Researchers at the University of Michigan in the US developed a ‘transformative development’ in concrete 3D printing, with better and more environmentally friendly structures at a lower cost.

Common approaches of 3D concrete printing (3DCP) aim to digitive constryctiona nd reduce concrete consumption. However, the common methods have geometric limitations that restrict applications and uses more concrete than necessary. The most widely used approach on construction sites uses a planer toolpath, parallel to the ground or along a single plane, to guide the 3DCP tool head. The tool head follows this path and extrudes mortar from the printer head, depositing it in horizontal layers. After each layer is deposited, the extruder nozzle is raised by the height of the deposited layer. This process is repeated to create a concrete mould, which is later filled with rebars and concrete.

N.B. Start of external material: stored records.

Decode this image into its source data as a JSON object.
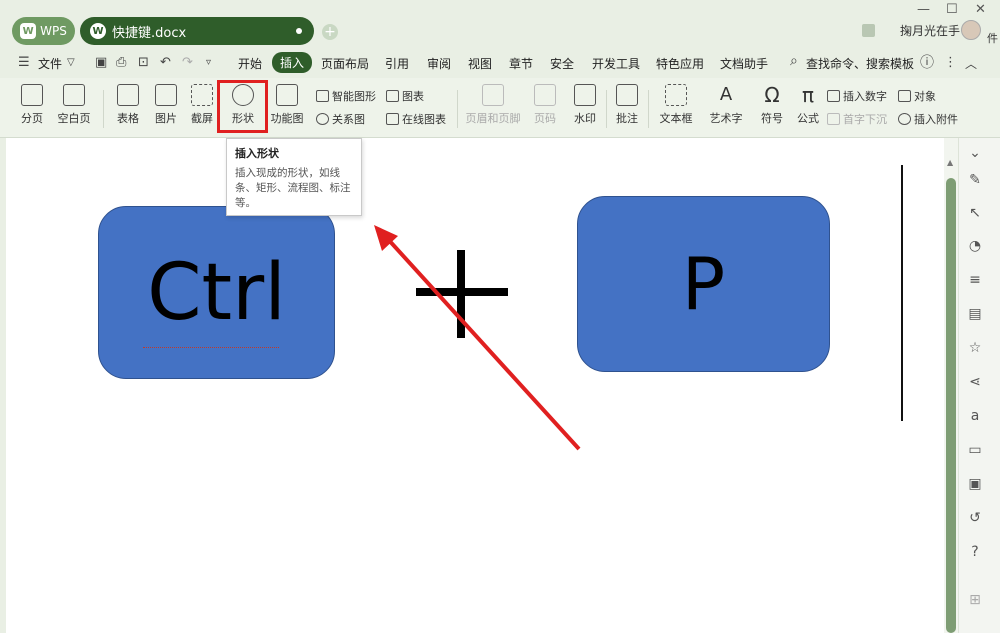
{
  "titlebar": {
    "wps_tab": "WPS",
    "doc_tab": "快捷键.docx",
    "user_name": "掬月光在手",
    "edge_text": "件",
    "window_controls": [
      "—",
      "☐",
      "✕"
    ]
  },
  "menubar": {
    "file": "文件",
    "items": [
      "开始",
      "插入",
      "页面布局",
      "引用",
      "审阅",
      "视图",
      "章节",
      "安全",
      "开发工具",
      "特色应用",
      "文档助手"
    ],
    "active": "插入",
    "search": "查找命令、搜索模板"
  },
  "ribbon": {
    "tools": [
      "分页",
      "空白页",
      "表格",
      "图片",
      "截屏",
      "形状",
      "功能图",
      "页眉和页脚",
      "页码",
      "水印",
      "批注",
      "文本框",
      "艺术字",
      "符号",
      "公式"
    ],
    "small_tools": [
      "智能图形",
      "图表",
      "关系图",
      "在线图表",
      "插入数字",
      "对象",
      "首字下沉",
      "插入附件"
    ]
  },
  "tooltip": {
    "title": "插入形状",
    "body": "插入现成的形状，如线条、矩形、流程图、标注等。"
  },
  "document": {
    "key_left": "Ctrl",
    "key_right": "P"
  },
  "colors": {
    "accent": "#2f5d2a",
    "key_fill": "#4472c4",
    "highlight": "#e02020"
  }
}
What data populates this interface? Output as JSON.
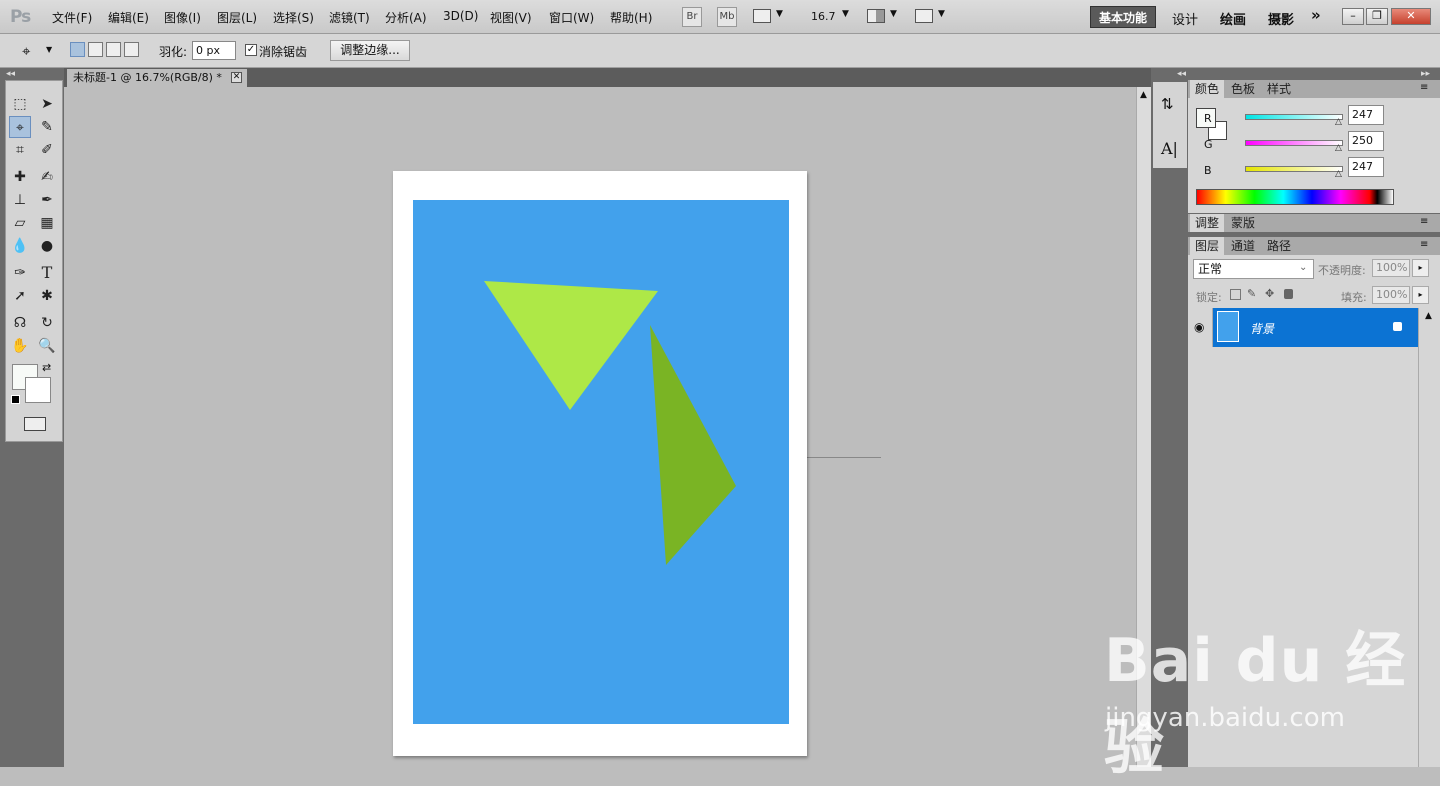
{
  "app": {
    "logo": "Ps"
  },
  "menu": [
    "文件(F)",
    "编辑(E)",
    "图像(I)",
    "图层(L)",
    "选择(S)",
    "滤镜(T)",
    "分析(A)",
    "3D(D)",
    "视图(V)",
    "窗口(W)",
    "帮助(H)"
  ],
  "appbar": {
    "br": "Br",
    "mb": "Mb",
    "zoom": "16.7"
  },
  "workspace": {
    "active": "基本功能",
    "items": [
      "设计",
      "绘画",
      "摄影"
    ],
    "more": "»"
  },
  "window_controls": {
    "min": "–",
    "restore": "❐",
    "close": "✕"
  },
  "options": {
    "feather_label": "羽化:",
    "feather_value": "0 px",
    "antialias_label": "消除锯齿",
    "antialias_checked": true,
    "refine_label": "调整边缘..."
  },
  "document": {
    "tab_title": "未标题-1 @ 16.7%(RGB/8) *",
    "close": "✕",
    "art_color": "#42a1ec",
    "shape1_color": "#aee847",
    "shape2_color": "#7ab424"
  },
  "color_panel": {
    "tabs": [
      "颜色",
      "色板",
      "样式"
    ],
    "channels": [
      {
        "label": "R",
        "value": "247"
      },
      {
        "label": "G",
        "value": "250"
      },
      {
        "label": "B",
        "value": "247"
      }
    ]
  },
  "adjust_panel": {
    "tabs": [
      "调整",
      "蒙版"
    ]
  },
  "layers_panel": {
    "tabs": [
      "图层",
      "通道",
      "路径"
    ],
    "blend_mode": "正常",
    "opacity_label": "不透明度:",
    "opacity_value": "100%",
    "lock_label": "锁定:",
    "fill_label": "填充:",
    "fill_value": "100%",
    "layers": [
      {
        "name": "背景",
        "selected": true,
        "locked": true
      }
    ]
  },
  "watermark": {
    "main": "Bai du 经验",
    "sub": "jingyan.baidu.com"
  }
}
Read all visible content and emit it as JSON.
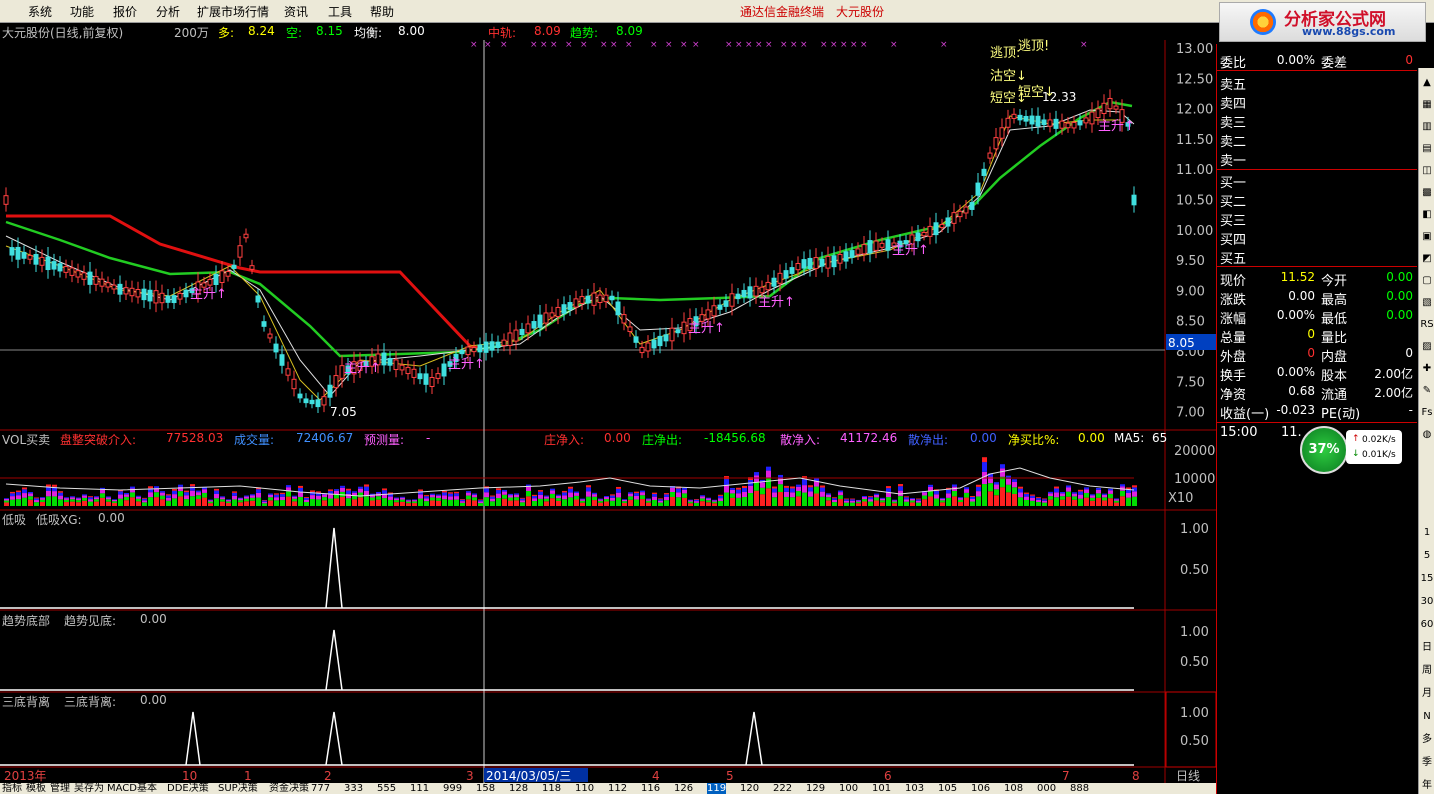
{
  "menu": {
    "items": [
      "系统",
      "功能",
      "报价",
      "分析",
      "扩展市场行情",
      "资讯",
      "工具",
      "帮助"
    ],
    "title_app": "通达信金融终端",
    "title_stock": "大元股份"
  },
  "logo": {
    "main": "分析家公式网",
    "sub": "www.88gs.com"
  },
  "main_chart": {
    "header": {
      "name": "大元股份(日线,前复权)",
      "vol_unit": "200万",
      "duo_label": "多:",
      "duo_val": "8.24",
      "kong_label": "空:",
      "kong_val": "8.15",
      "junheng_label": "均衡:",
      "junheng_val": "8.00",
      "zhonggui_label": "中轨:",
      "zhonggui_val": "8.09",
      "qushi_label": "趋势:",
      "qushi_val": "8.09"
    },
    "y_ticks": [
      "13.00",
      "12.50",
      "12.00",
      "11.50",
      "11.00",
      "10.50",
      "10.00",
      "9.50",
      "9.00",
      "8.50",
      "8.00",
      "7.50",
      "7.00"
    ],
    "current_price_tag": "8.05",
    "annotations": {
      "low": "7.05",
      "high": "12.33",
      "taoding": "逃顶:",
      "taoding2": "逃顶!",
      "gukong": "沽空↓",
      "duankong": "短空↓",
      "duankong2": "短空↓",
      "zhusheng": "主升↑"
    }
  },
  "vol_panel": {
    "title": "VOL买卖",
    "pzbt_label": "盘整突破介入:",
    "pzbt_val": "77528.03",
    "cjl_label": "成交量:",
    "cjl_val": "72406.67",
    "ycl_label": "预测量:",
    "ycl_val": "-",
    "zjr_label": "庄净入:",
    "zjr_val": "0.00",
    "zjc_label": "庄净出:",
    "zjc_val": "-18456.68",
    "sjr_label": "散净入:",
    "sjr_val": "41172.46",
    "sjc_label": "散净出:",
    "sjc_val": "0.00",
    "jmb_label": "净买比%:",
    "jmb_val": "0.00",
    "ma5_label": "MA5:",
    "ma5_val": "65",
    "y_ticks": [
      "20000",
      "10000"
    ],
    "x_unit": "X10"
  },
  "panels": [
    {
      "title": "低吸",
      "sub": "低吸XG:",
      "val": "0.00",
      "ticks": [
        "1.00",
        "0.50"
      ]
    },
    {
      "title": "趋势底部",
      "sub": "趋势见底:",
      "val": "0.00",
      "ticks": [
        "1.00",
        "0.50"
      ]
    },
    {
      "title": "三底背离",
      "sub": "三底背离:",
      "val": "0.00",
      "ticks": [
        "1.00",
        "0.50"
      ]
    }
  ],
  "x_axis": {
    "year": "2013年",
    "months": [
      "10",
      "1",
      "2",
      "3",
      "4",
      "5",
      "6",
      "7",
      "8"
    ],
    "cursor_date": "2014/03/05/三",
    "period": "日线"
  },
  "right_panel": {
    "weibi_label": "委比",
    "weibi_val": "0.00%",
    "weicha_label": "委差",
    "weicha_val": "0",
    "sell": [
      "卖五",
      "卖四",
      "卖三",
      "卖二",
      "卖一"
    ],
    "buy": [
      "买一",
      "买二",
      "买三",
      "买四",
      "买五"
    ],
    "rows": [
      {
        "l": "现价",
        "v": "11.52",
        "l2": "今开",
        "v2": "0.00"
      },
      {
        "l": "涨跌",
        "v": "0.00",
        "l2": "最高",
        "v2": "0.00"
      },
      {
        "l": "涨幅",
        "v": "0.00%",
        "l2": "最低",
        "v2": "0.00"
      },
      {
        "l": "总量",
        "v": "0",
        "l2": "量比",
        "v2": ""
      },
      {
        "l": "外盘",
        "v": "0",
        "l2": "内盘",
        "v2": "0"
      },
      {
        "l": "换手",
        "v": "0.00%",
        "l2": "股本",
        "v2": "2.00亿"
      },
      {
        "l": "净资",
        "v": "0.68",
        "l2": "流通",
        "v2": "2.00亿"
      },
      {
        "l": "收益(一)",
        "v": "-0.023",
        "l2": "PE(动)",
        "v2": "-"
      }
    ],
    "time": "15:00",
    "time_val": "11."
  },
  "speed": {
    "pct": "37%",
    "up": "0.02K/s",
    "down": "0.01K/s"
  },
  "toolbar": {
    "labels": [
      "1",
      "5",
      "15",
      "30",
      "60",
      "日",
      "周",
      "月",
      "N",
      "多",
      "季",
      "年"
    ]
  },
  "bottom_tabs": [
    "指标",
    "模板",
    "管理",
    "吴存为",
    "MACD基本",
    "DDE决策",
    "SUP决策",
    "资金决策",
    "777",
    "333",
    "555",
    "111",
    "999",
    "158",
    "128",
    "118",
    "110",
    "112",
    "116",
    "126",
    "119",
    "120",
    "222",
    "129",
    "100",
    "101",
    "103",
    "105",
    "106",
    "108",
    "000",
    "888"
  ]
}
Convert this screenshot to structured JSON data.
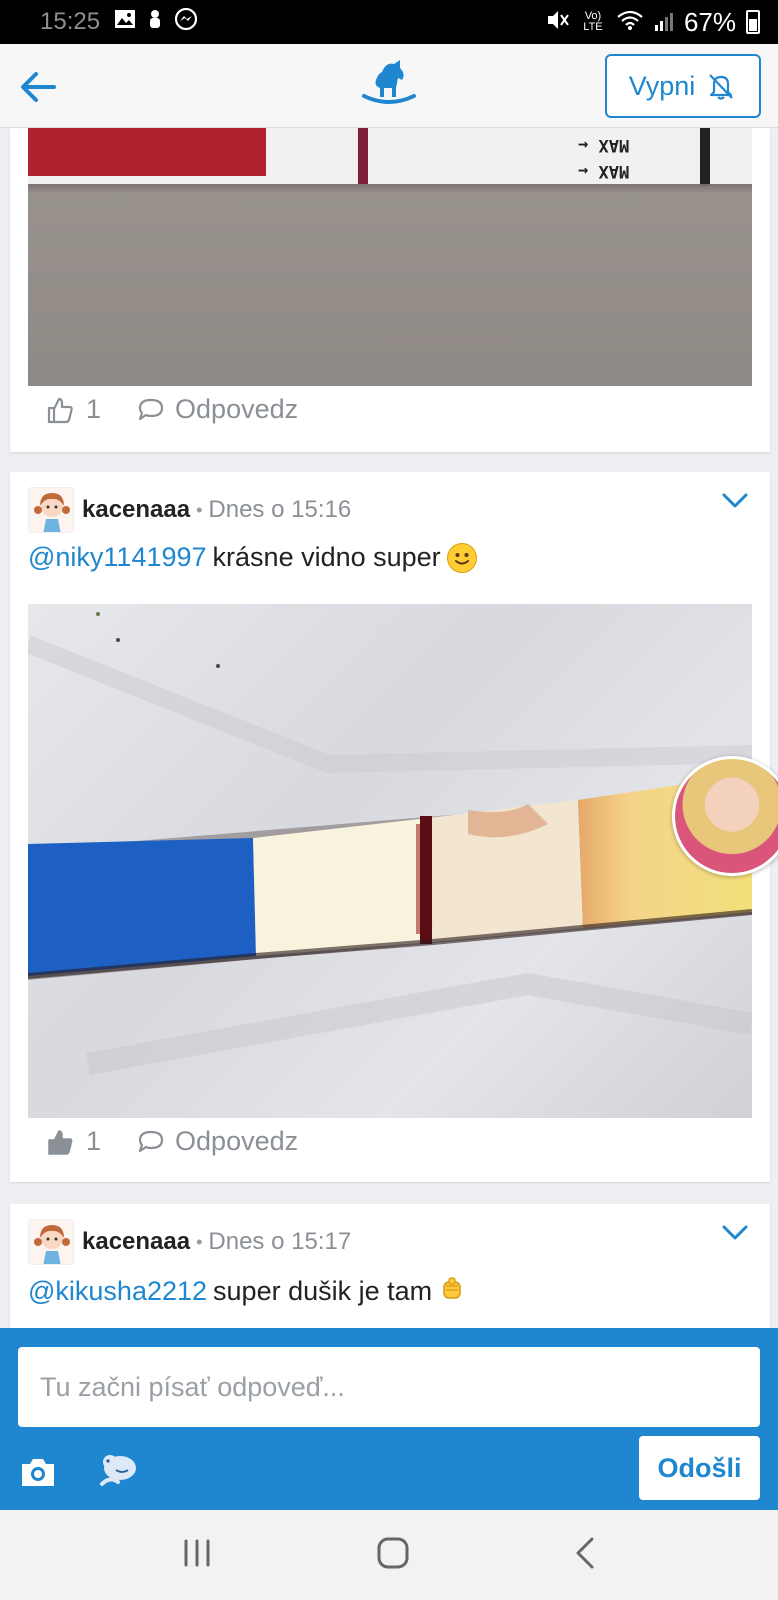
{
  "status_bar": {
    "time": "15:25",
    "network_label": "Vo) LTE",
    "battery": "67%"
  },
  "header": {
    "back_icon": "arrow-left-icon",
    "logo_icon": "rocking-horse-icon",
    "mute_button_label": "Vypni",
    "mute_icon": "bell-off-icon"
  },
  "colors": {
    "accent": "#1f87d0",
    "mention": "#1f87d0",
    "meta_gray": "#8a9096"
  },
  "posts": [
    {
      "likes": "1",
      "reply_label": "Odpovedz",
      "liked": false,
      "photo_text": "MAX"
    },
    {
      "username": "kacenaaa",
      "time": "Dnes o 15:16",
      "mention": "@niky1141997",
      "text": "krásne vidno super",
      "emoji": "slightly-smiling-face",
      "likes": "1",
      "reply_label": "Odpovedz",
      "liked": true
    },
    {
      "username": "kacenaaa",
      "time": "Dnes o 15:17",
      "mention": "@kikusha2212",
      "text": "super dušik je tam",
      "emoji": "raised-fist"
    }
  ],
  "compose": {
    "placeholder": "Tu začni písať odpoveď...",
    "send_label": "Odošli",
    "camera_icon": "camera-icon",
    "sticker_icon": "sticker-icon"
  },
  "nav": {
    "recents_icon": "recents-icon",
    "home_icon": "home-icon",
    "back_icon": "back-chevron-icon"
  }
}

The new method creates ultra-lightweight, waste free concrete. It reduces weight by 72 per cent compared to conventional, solid concrete of the same size. Called the “Shell Wall”, the new method uses a computational design and robotic 3D printing technology to combine ‘topology optimization’ with 3D concrete printing. Topology optimization is a technique that generates the most efficient distribution of material based on performance criteria, such as strength or weight, for a given set of support.

The team created a computational model that synergizes nonplanar and variable material deposition based on the shape and geometric features of the topology-optimized parts. This allows for efficient use of material by placing it precisely where it’s needed for structural purposes, and eliminates unnecessary overbuilding with excessive amounts of materials.

Photos: University of Michigan